◆ **EXCERPTED RECORDS**
++++++++++

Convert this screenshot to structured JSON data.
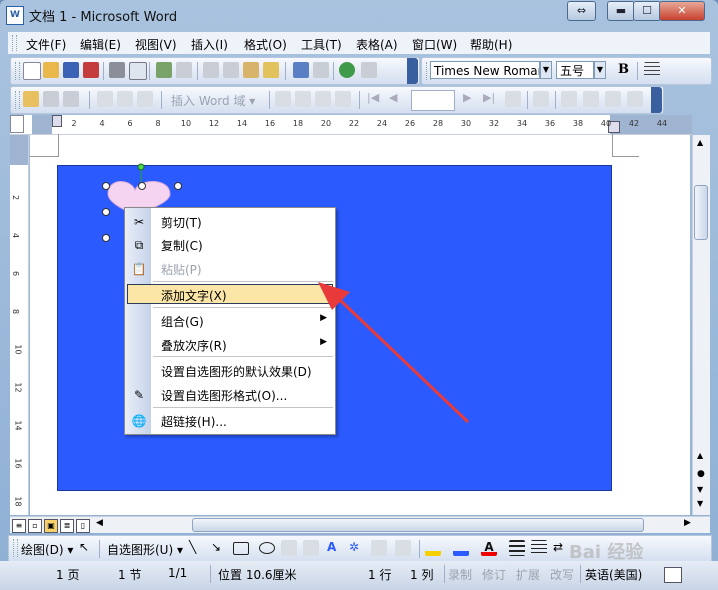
{
  "window": {
    "title": "文档 1 - Microsoft Word",
    "app_icon": "W",
    "buttons": {
      "restore": "⇔",
      "minimize": "▬",
      "maximize": "☐",
      "close": "✕"
    }
  },
  "menubar": [
    "文件(F)",
    "编辑(E)",
    "视图(V)",
    "插入(I)",
    "格式(O)",
    "工具(T)",
    "表格(A)",
    "窗口(W)",
    "帮助(H)"
  ],
  "standard_toolbar": {
    "font_name": "Times New Roman",
    "font_size": "五号",
    "bold": "B"
  },
  "mailmerge_toolbar": {
    "insert_field": "插入 Word 域 ▾"
  },
  "ruler": {
    "ticks": [
      "2",
      "4",
      "6",
      "8",
      "10",
      "12",
      "14",
      "16",
      "18",
      "20",
      "22",
      "24",
      "26",
      "28",
      "30",
      "32",
      "34",
      "36",
      "38",
      "40",
      "42",
      "44"
    ]
  },
  "vruler": {
    "ticks": [
      "2",
      "4",
      "6",
      "8",
      "10",
      "12",
      "14",
      "16",
      "18"
    ]
  },
  "context_menu": {
    "items": [
      {
        "label": "剪切(T)",
        "icon": "scissors-icon",
        "glyph": "✂",
        "disabled": false
      },
      {
        "label": "复制(C)",
        "icon": "copy-icon",
        "glyph": "⧉",
        "disabled": false
      },
      {
        "label": "粘贴(P)",
        "icon": "paste-icon",
        "glyph": "📋",
        "disabled": true
      },
      {
        "label": "添加文字(X)",
        "highlighted": true
      },
      {
        "label": "组合(G)",
        "submenu": true
      },
      {
        "label": "叠放次序(R)",
        "submenu": true
      },
      {
        "label": "设置自选图形的默认效果(D)"
      },
      {
        "label": "设置自选图形格式(O)...",
        "icon": "format-shape-icon",
        "glyph": "✎"
      },
      {
        "label": "超链接(H)...",
        "icon": "hyperlink-icon",
        "glyph": "🌐"
      }
    ]
  },
  "drawing_toolbar": {
    "draw": "绘图(D) ▾",
    "autoshapes": "自选图形(U) ▾"
  },
  "statusbar": {
    "page": "1 页",
    "section": "1 节",
    "page_of": "1/1",
    "position": "位置 10.6厘米",
    "line": "1 行",
    "column": "1 列",
    "rec": "录制",
    "trk": "修订",
    "ext": "扩展",
    "ovr": "改写",
    "lang": "英语(美国)"
  },
  "watermark": "Bai 经验",
  "colors": {
    "canvas": "#2b5bff",
    "highlight": "#fbe5a7",
    "arrow": "#e83a3a"
  }
}
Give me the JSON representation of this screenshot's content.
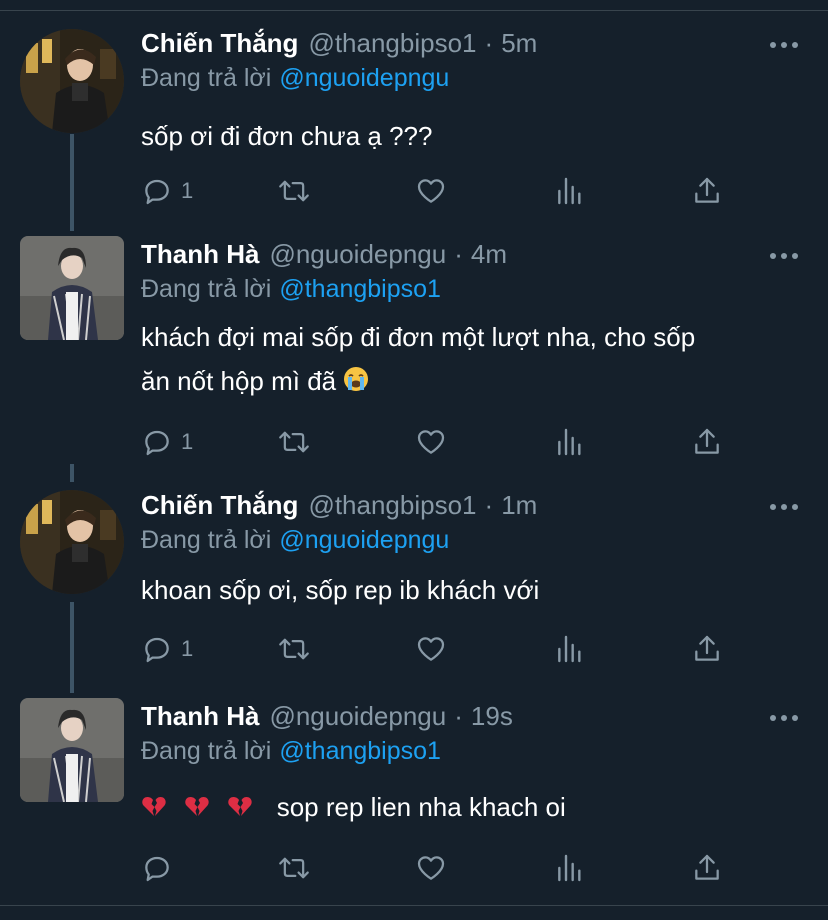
{
  "reply_prefix": "Đang trả lời",
  "tweets": [
    {
      "name": "Chiến Thắng",
      "handle": "@thangbipso1",
      "separator": "·",
      "time": "5m",
      "replying_to": "@nguoidepngu",
      "lines": [
        "sốp ơi đi đơn chưa ạ ???"
      ],
      "reply_count": "1"
    },
    {
      "name": "Thanh Hà",
      "handle": "@nguoidepngu",
      "separator": "·",
      "time": "4m",
      "replying_to": "@thangbipso1",
      "lines": [
        "khách đợi mai sốp đi đơn một lượt nha, cho sốp",
        "ăn nốt hộp mì đã"
      ],
      "emoji_after_text": "crying-face-emoji",
      "reply_count": "1"
    },
    {
      "name": "Chiến Thắng",
      "handle": "@thangbipso1",
      "separator": "·",
      "time": "1m",
      "replying_to": "@nguoidepngu",
      "lines": [
        "khoan sốp ơi, sốp rep ib khách với"
      ],
      "reply_count": "1"
    },
    {
      "name": "Thanh Hà",
      "handle": "@nguoidepngu",
      "separator": "·",
      "time": "19s",
      "replying_to": "@thangbipso1",
      "lines": [
        "sop rep lien nha khach oi"
      ],
      "emoji_before_text": [
        "broken-heart-emoji",
        "broken-heart-emoji",
        "broken-heart-emoji"
      ],
      "reply_count": ""
    }
  ],
  "colors": {
    "background": "#15202b",
    "secondary_text": "#8899a6",
    "link": "#1da1f2",
    "thread_line": "#3d5466",
    "divider": "#38444d"
  },
  "icons": [
    "reply-icon",
    "retweet-icon",
    "like-icon",
    "analytics-icon",
    "share-icon",
    "more-icon"
  ]
}
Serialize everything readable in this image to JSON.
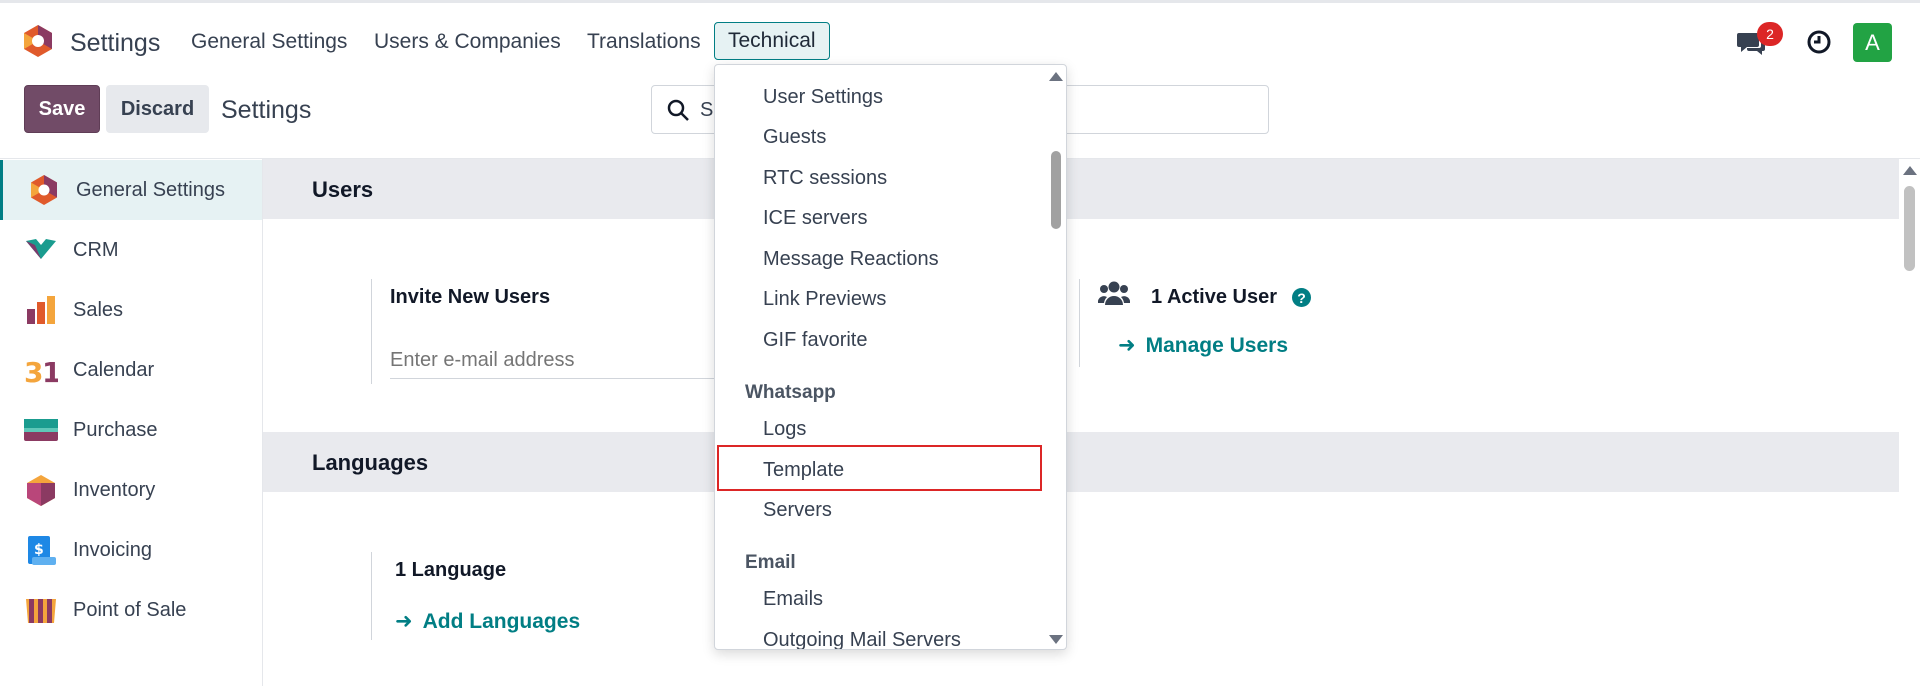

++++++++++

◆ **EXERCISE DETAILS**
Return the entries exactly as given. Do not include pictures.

◆ **ANSWER SECTION**
Convert this screenshot to structured JSON data.
{
  "window": {
    "title": "文档 1 - Microsoft Word",
    "app_icon": "W",
    "buttons": {
      "restore": "⇔",
      "minimize": "▬",
      "maximize": "☐",
      "close": "✕"
    }
  },
  "menubar": [
    "文件(F)",
    "编辑(E)",
    "视图(V)",
    "插入(I)",
    "格式(O)",
    "工具(T)",
    "表格(A)",
    "窗口(W)",
    "帮助(H)"
  ],
  "standard_toolbar": {
    "font_name": "Times New Roman",
    "font_size": "五号",
    "bold": "B"
  },
  "mailmerge_toolbar": {
    "insert_field": "插入 Word 域 ▾"
  },
  "ruler": {
    "ticks": [
      "2",
      "4",
      "6",
      "8",
      "10",
      "12",
      "14",
      "16",
      "18",
      "20",
      "22",
      "24",
      "26",
      "28",
      "30",
      "32",
      "34",
      "36",
      "38",
      "40",
      "42",
      "44"
    ]
  },
  "vruler": {
    "ticks": [
      "2",
      "4",
      "6",
      "8",
      "10",
      "12",
      "14",
      "16",
      "18"
    ]
  },
  "context_menu": {
    "items": [
      {
        "label": "剪切(T)",
        "icon": "scissors-icon",
        "glyph": "✂",
        "disabled": false
      },
      {
        "label": "复制(C)",
        "icon": "copy-icon",
        "glyph": "⧉",
        "disabled": false
      },
      {
        "label": "粘贴(P)",
        "icon": "paste-icon",
        "glyph": "📋",
        "disabled": true
      },
      {
        "label": "添加文字(X)",
        "highlighted": true
      },
      {
        "label": "组合(G)",
        "submenu": true
      },
      {
        "label": "叠放次序(R)",
        "submenu": true
      },
      {
        "label": "设置自选图形的默认效果(D)"
      },
      {
        "label": "设置自选图形格式(O)...",
        "icon": "format-shape-icon",
        "glyph": "✎"
      },
      {
        "label": "超链接(H)...",
        "icon": "hyperlink-icon",
        "glyph": "🌐"
      }
    ]
  },
  "drawing_toolbar": {
    "draw": "绘图(D) ▾",
    "autoshapes": "自选图形(U) ▾"
  },
  "statusbar": {
    "page": "1 页",
    "section": "1 节",
    "page_of": "1/1",
    "position": "位置 10.6厘米",
    "line": "1 行",
    "column": "1 列",
    "rec": "录制",
    "trk": "修订",
    "ext": "扩展",
    "ovr": "改写",
    "lang": "英语(美国)"
  },
  "watermark": "Bai 经验",
  "colors": {
    "canvas": "#2b5bff",
    "highlight": "#fbe5a7",
    "arrow": "#e83a3a"
  }
}
Give me the JSON representation of this screenshot's content.
{
  "reply_prefix": "Đang trả lời",
  "tweets": [
    {
      "name": "Chiến Thắng",
      "handle": "@thangbipso1",
      "separator": "·",
      "time": "5m",
      "replying_to": "@nguoidepngu",
      "lines": [
        "sốp ơi đi đơn chưa ạ ???"
      ],
      "reply_count": "1"
    },
    {
      "name": "Thanh Hà",
      "handle": "@nguoidepngu",
      "separator": "·",
      "time": "4m",
      "replying_to": "@thangbipso1",
      "lines": [
        "khách đợi mai sốp đi đơn một lượt nha, cho sốp",
        "ăn nốt hộp mì đã"
      ],
      "emoji_after_text": "crying-face-emoji",
      "reply_count": "1"
    },
    {
      "name": "Chiến Thắng",
      "handle": "@thangbipso1",
      "separator": "·",
      "time": "1m",
      "replying_to": "@nguoidepngu",
      "lines": [
        "khoan sốp ơi, sốp rep ib khách với"
      ],
      "reply_count": "1"
    },
    {
      "name": "Thanh Hà",
      "handle": "@nguoidepngu",
      "separator": "·",
      "time": "19s",
      "replying_to": "@thangbipso1",
      "lines": [
        "sop rep lien nha khach oi"
      ],
      "emoji_before_text": [
        "broken-heart-emoji",
        "broken-heart-emoji",
        "broken-heart-emoji"
      ],
      "reply_count": ""
    }
  ],
  "colors": {
    "background": "#15202b",
    "secondary_text": "#8899a6",
    "link": "#1da1f2",
    "thread_line": "#3d5466",
    "divider": "#38444d"
  },
  "icons": [
    "reply-icon",
    "retweet-icon",
    "like-icon",
    "analytics-icon",
    "share-icon",
    "more-icon"
  ]
}
Serialize everything readable in this image to JSON.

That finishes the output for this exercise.